▸ The problem: Lines below containing the word "title" should be copied out.

Data extracted from a collection

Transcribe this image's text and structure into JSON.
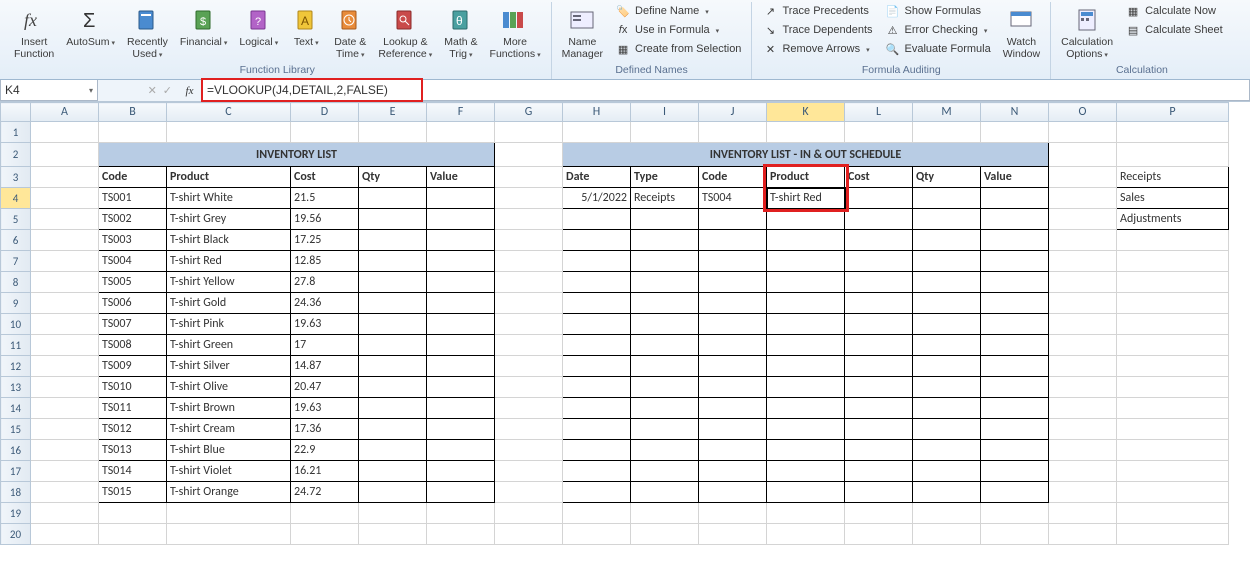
{
  "ribbon": {
    "groups": {
      "function_library": {
        "title": "Function Library",
        "insert_function": "Insert\nFunction",
        "autosum": "AutoSum",
        "recently": "Recently\nUsed",
        "financial": "Financial",
        "logical": "Logical",
        "text": "Text",
        "date_time": "Date &\nTime",
        "lookup": "Lookup &\nReference",
        "math": "Math &\nTrig",
        "more": "More\nFunctions"
      },
      "defined_names": {
        "title": "Defined Names",
        "name_manager": "Name\nManager",
        "define_name": "Define Name",
        "use_in_formula": "Use in Formula",
        "create_from_selection": "Create from Selection"
      },
      "formula_auditing": {
        "title": "Formula Auditing",
        "trace_precedents": "Trace Precedents",
        "trace_dependents": "Trace Dependents",
        "remove_arrows": "Remove Arrows",
        "show_formulas": "Show Formulas",
        "error_checking": "Error Checking",
        "evaluate_formula": "Evaluate Formula",
        "watch_window": "Watch\nWindow"
      },
      "calculation": {
        "title": "Calculation",
        "calc_options": "Calculation\nOptions",
        "calc_now": "Calculate Now",
        "calc_sheet": "Calculate Sheet"
      }
    }
  },
  "formula_bar": {
    "cell_ref": "K4",
    "formula": "=VLOOKUP(J4,DETAIL,2,FALSE)"
  },
  "columns": [
    "A",
    "B",
    "C",
    "D",
    "E",
    "F",
    "G",
    "H",
    "I",
    "J",
    "K",
    "L",
    "M",
    "N",
    "O",
    "P"
  ],
  "inventory": {
    "title": "INVENTORY LIST",
    "headers": {
      "code": "Code",
      "product": "Product",
      "cost": "Cost",
      "qty": "Qty",
      "value": "Value"
    },
    "rows": [
      {
        "code": "TS001",
        "product": "T-shirt White",
        "cost": "21.5"
      },
      {
        "code": "TS002",
        "product": "T-shirt Grey",
        "cost": "19.56"
      },
      {
        "code": "TS003",
        "product": "T-shirt Black",
        "cost": "17.25"
      },
      {
        "code": "TS004",
        "product": "T-shirt Red",
        "cost": "12.85"
      },
      {
        "code": "TS005",
        "product": "T-shirt Yellow",
        "cost": "27.8"
      },
      {
        "code": "TS006",
        "product": "T-shirt Gold",
        "cost": "24.36"
      },
      {
        "code": "TS007",
        "product": "T-shirt Pink",
        "cost": "19.63"
      },
      {
        "code": "TS008",
        "product": "T-shirt Green",
        "cost": "17"
      },
      {
        "code": "TS009",
        "product": "T-shirt Silver",
        "cost": "14.87"
      },
      {
        "code": "TS010",
        "product": "T-shirt Olive",
        "cost": "20.47"
      },
      {
        "code": "TS011",
        "product": "T-shirt Brown",
        "cost": "19.63"
      },
      {
        "code": "TS012",
        "product": "T-shirt Cream",
        "cost": "17.36"
      },
      {
        "code": "TS013",
        "product": "T-shirt Blue",
        "cost": "22.9"
      },
      {
        "code": "TS014",
        "product": "T-shirt Violet",
        "cost": "16.21"
      },
      {
        "code": "TS015",
        "product": "T-shirt Orange",
        "cost": "24.72"
      }
    ]
  },
  "schedule": {
    "title": "INVENTORY LIST - IN & OUT SCHEDULE",
    "headers": {
      "date": "Date",
      "type": "Type",
      "code": "Code",
      "product": "Product",
      "cost": "Cost",
      "qty": "Qty",
      "value": "Value"
    },
    "row": {
      "date": "5/1/2022",
      "type": "Receipts",
      "code": "TS004",
      "product": "T-shirt Red"
    }
  },
  "side_list": {
    "receipts": "Receipts",
    "sales": "Sales",
    "adjustments": "Adjustments"
  }
}
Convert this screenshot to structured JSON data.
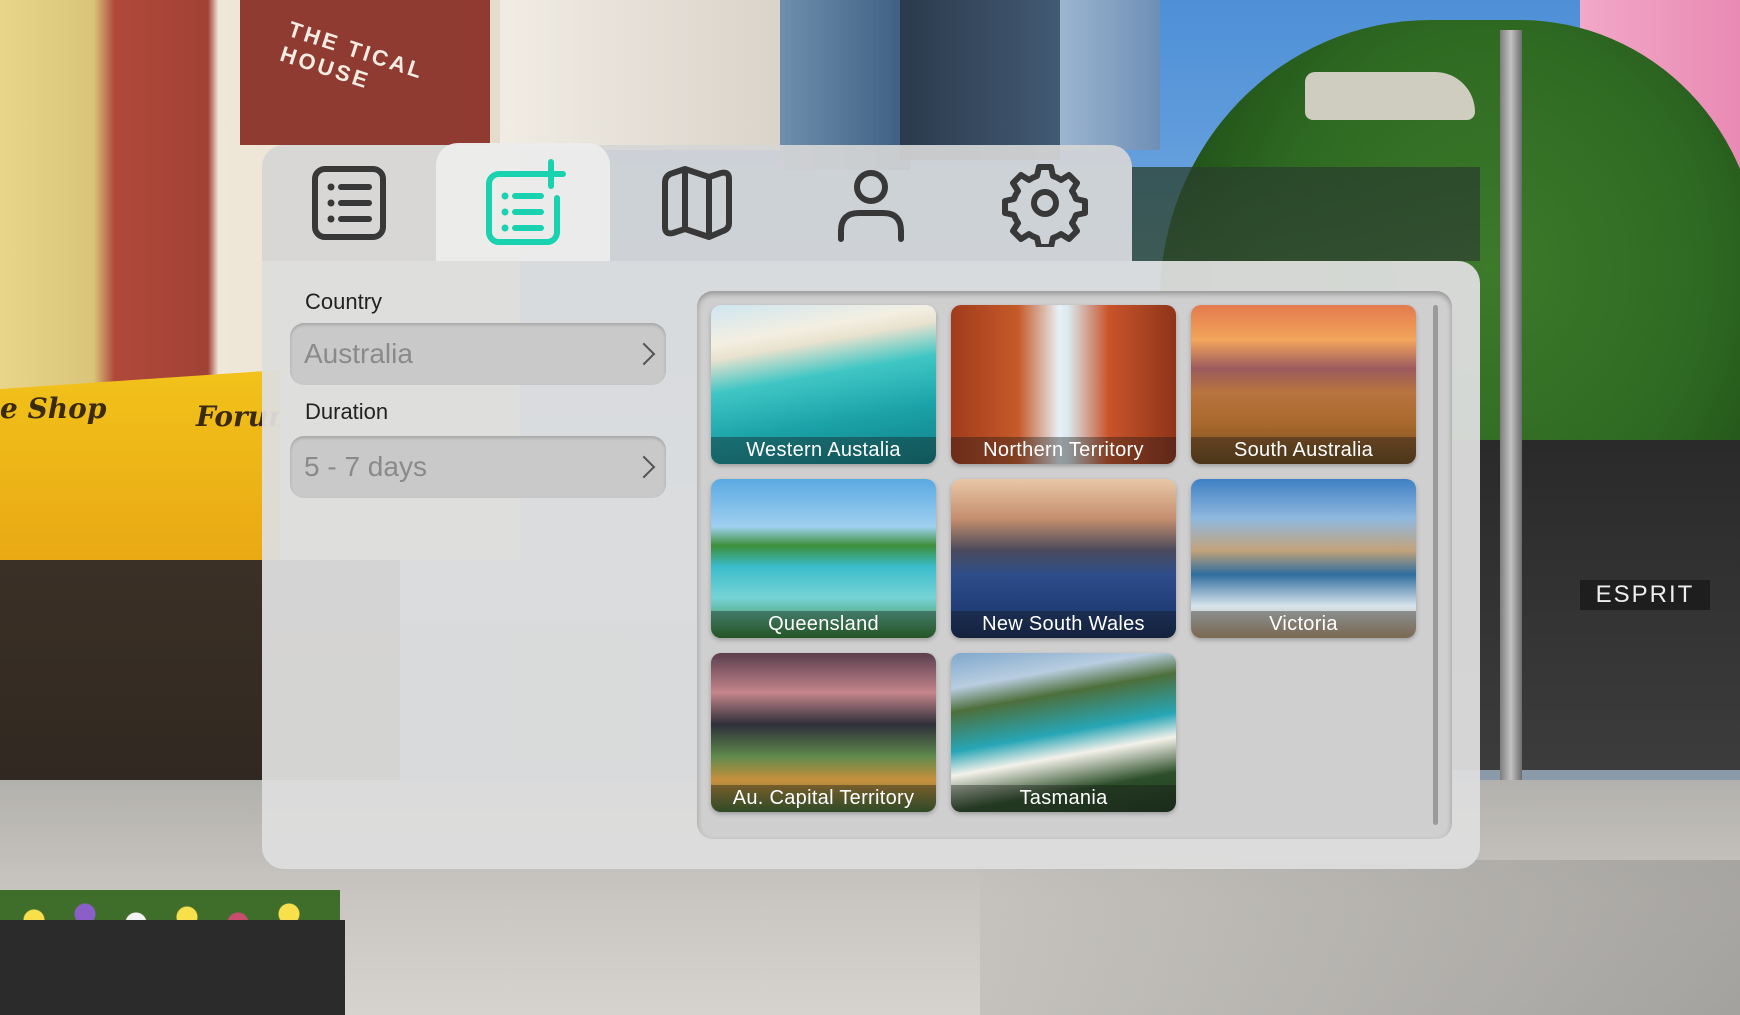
{
  "tabs": [
    {
      "icon": "list-icon",
      "active": false
    },
    {
      "icon": "add-list-icon",
      "active": true
    },
    {
      "icon": "map-icon",
      "active": false
    },
    {
      "icon": "profile-icon",
      "active": false
    },
    {
      "icon": "settings-icon",
      "active": false
    }
  ],
  "colors": {
    "accent": "#19d2b0",
    "icon": "#383838"
  },
  "form": {
    "country_label": "Country",
    "country_value": "Australia",
    "duration_label": "Duration",
    "duration_value": "5 - 7 days"
  },
  "regions": [
    {
      "name": "Western Austalia"
    },
    {
      "name": "Northern Territory"
    },
    {
      "name": "South Australia"
    },
    {
      "name": "Queensland"
    },
    {
      "name": "New South Wales"
    },
    {
      "name": "Victoria"
    },
    {
      "name": "Au. Capital Territory"
    },
    {
      "name": "Tasmania"
    }
  ],
  "background_signs": {
    "building": "THE TICAL HOUSE",
    "umbrella_left": "e Shop",
    "umbrella_right": "Forun",
    "store": "ESPRIT"
  }
}
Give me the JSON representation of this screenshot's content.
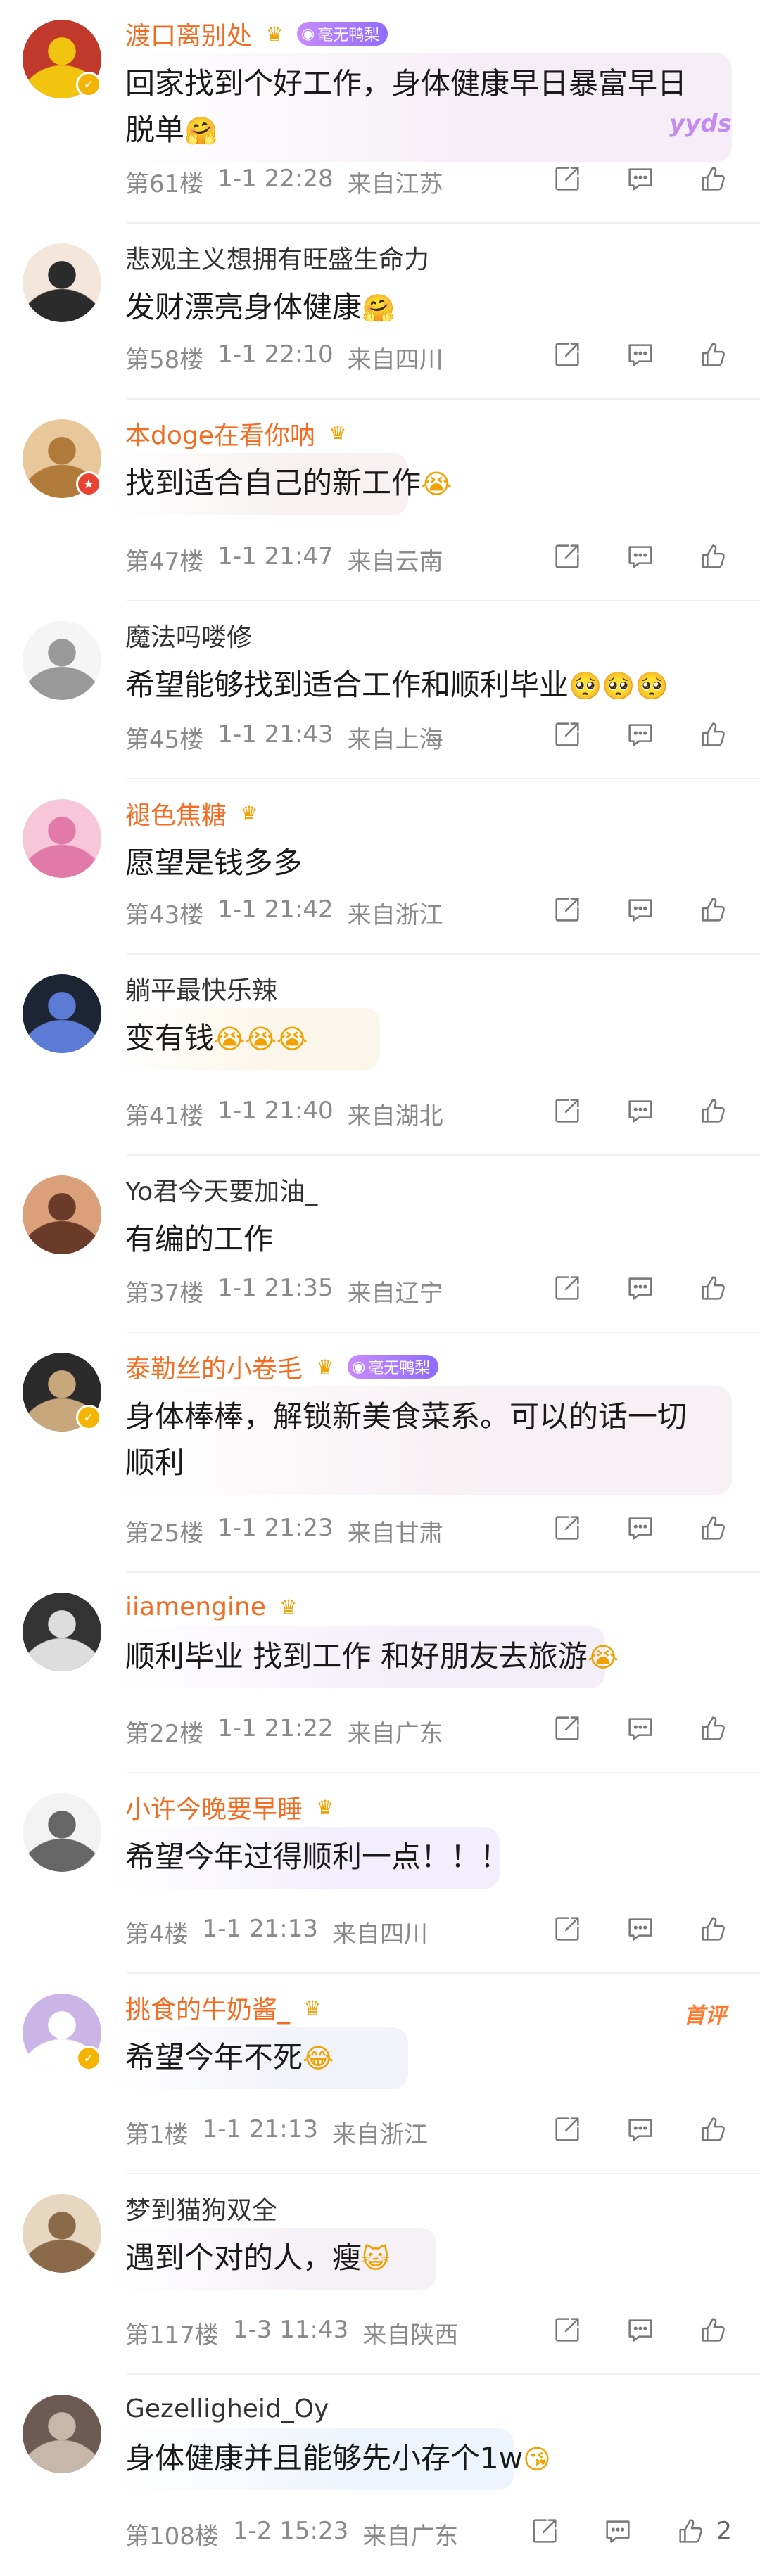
{
  "comments": [
    {
      "name": "渡口离别处",
      "vip": true,
      "crown": true,
      "fan_tag": "毫无鸭梨",
      "text1": "回家找到个好工作，身体健康早日暴富早日",
      "text2": "脱单",
      "text2_emoji": "🤗",
      "floor": "第61楼",
      "time": "1-1 22:28",
      "loc": "来自江苏",
      "deco": "yyds"
    },
    {
      "name": "悲观主义想拥有旺盛生命力",
      "vip": false,
      "text1": "发财漂亮身体健康",
      "text1_emoji": "🤗",
      "floor": "第58楼",
      "time": "1-1 22:10",
      "loc": "来自四川"
    },
    {
      "name": "本doge在看你呐",
      "vip": true,
      "crown": true,
      "text1": "找到适合自己的新工作",
      "text1_emoji": "😭",
      "floor": "第47楼",
      "time": "1-1 21:47",
      "loc": "来自云南"
    },
    {
      "name": "魔法吗喽修",
      "vip": false,
      "text1": "希望能够找到适合工作和顺利毕业",
      "text1_emoji": "🥺🥺🥺",
      "floor": "第45楼",
      "time": "1-1 21:43",
      "loc": "来自上海"
    },
    {
      "name": "褪色焦糖",
      "vip": true,
      "crown": true,
      "text1": "愿望是钱多多",
      "floor": "第43楼",
      "time": "1-1 21:42",
      "loc": "来自浙江"
    },
    {
      "name": "躺平最快乐辣",
      "vip": false,
      "text1": "变有钱",
      "text1_emoji": "😭😭😭",
      "floor": "第41楼",
      "time": "1-1 21:40",
      "loc": "来自湖北"
    },
    {
      "name": "Yo君今天要加油_",
      "vip": false,
      "text1": "有编的工作",
      "floor": "第37楼",
      "time": "1-1 21:35",
      "loc": "来自辽宁"
    },
    {
      "name": "泰勒丝的小卷毛",
      "vip": true,
      "crown": true,
      "fan_tag": "毫无鸭梨",
      "text1": "身体棒棒，解锁新美食菜系。可以的话一切",
      "text2": "顺利",
      "floor": "第25楼",
      "time": "1-1 21:23",
      "loc": "来自甘肃"
    },
    {
      "name": "iiamengine",
      "vip": true,
      "crown": true,
      "text1": "顺利毕业 找到工作 和好朋友去旅游",
      "text1_emoji": "😭",
      "floor": "第22楼",
      "time": "1-1 21:22",
      "loc": "来自广东"
    },
    {
      "name": "小许今晚要早睡",
      "vip": true,
      "crown": true,
      "text1": "希望今年过得顺利一点！！！",
      "floor": "第4楼",
      "time": "1-1 21:13",
      "loc": "来自四川"
    },
    {
      "name": "挑食的牛奶酱_",
      "vip": true,
      "crown": true,
      "top_tag": "首评",
      "text1": "希望今年不死",
      "text1_emoji": "😂",
      "floor": "第1楼",
      "time": "1-1 21:13",
      "loc": "来自浙江"
    },
    {
      "name": "梦到猫狗双全",
      "vip": false,
      "text1": "遇到个对的人，瘦",
      "text1_emoji": "😺",
      "floor": "第117楼",
      "time": "1-3 11:43",
      "loc": "来自陕西"
    },
    {
      "name": "Gezelligheid_Oy",
      "vip": false,
      "text1": "身体健康并且能够先小存个1w",
      "text1_emoji": "😘",
      "floor": "第108楼",
      "time": "1-2 15:23",
      "loc": "来自广东",
      "likes": "2"
    }
  ],
  "icons": {
    "share": "share-icon",
    "reply": "comment-icon",
    "like": "thumbs-up-icon",
    "crown": "crown-icon",
    "verified": "verified-badge-icon"
  },
  "colors": {
    "vip_name": "#f26c22",
    "meta": "#8a8a8a",
    "divider": "#efefef"
  }
}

▸ Exercise solution:
        "title": "Function Library",
        "title": "Defined Names",
        "title": "Formula Auditing",
        "title": "Calculation",
    "title": "INVENTORY LIST",
    "title": "INVENTORY LIST - IN & OUT SCHEDULE",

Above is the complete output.